Using "icon" as the search string, find the matching lines below and copy them.
============================================================
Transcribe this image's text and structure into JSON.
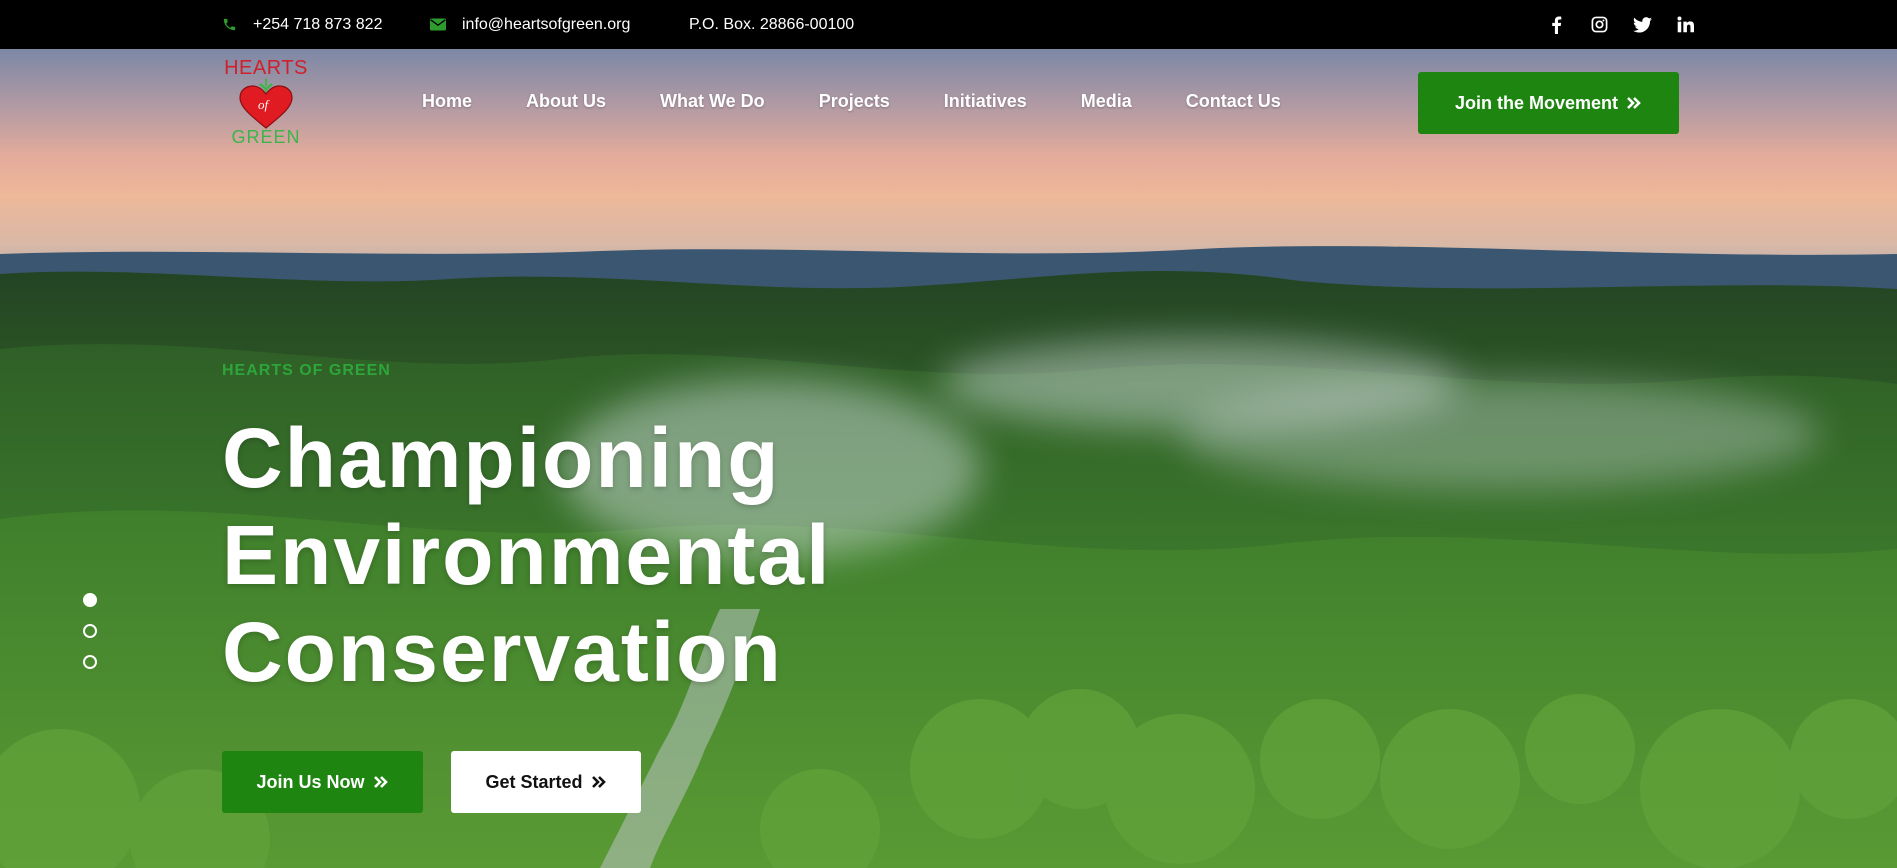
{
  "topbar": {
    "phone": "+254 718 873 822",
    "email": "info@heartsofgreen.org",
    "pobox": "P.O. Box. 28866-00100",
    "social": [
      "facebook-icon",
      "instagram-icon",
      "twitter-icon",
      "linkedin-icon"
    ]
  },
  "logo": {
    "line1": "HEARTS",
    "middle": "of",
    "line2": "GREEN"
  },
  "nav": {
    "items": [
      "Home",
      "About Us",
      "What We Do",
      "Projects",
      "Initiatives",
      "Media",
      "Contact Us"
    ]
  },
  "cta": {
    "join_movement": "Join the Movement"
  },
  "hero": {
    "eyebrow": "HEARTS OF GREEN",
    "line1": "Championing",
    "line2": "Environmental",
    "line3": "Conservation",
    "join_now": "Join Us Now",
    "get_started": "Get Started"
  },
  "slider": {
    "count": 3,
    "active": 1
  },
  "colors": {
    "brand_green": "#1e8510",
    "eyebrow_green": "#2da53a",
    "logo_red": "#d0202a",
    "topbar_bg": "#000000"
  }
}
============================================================
▶ **Solution to this problem**:
      "facebook-icon",
      "instagram-icon",
      "twitter-icon",
      "linkedin-icon"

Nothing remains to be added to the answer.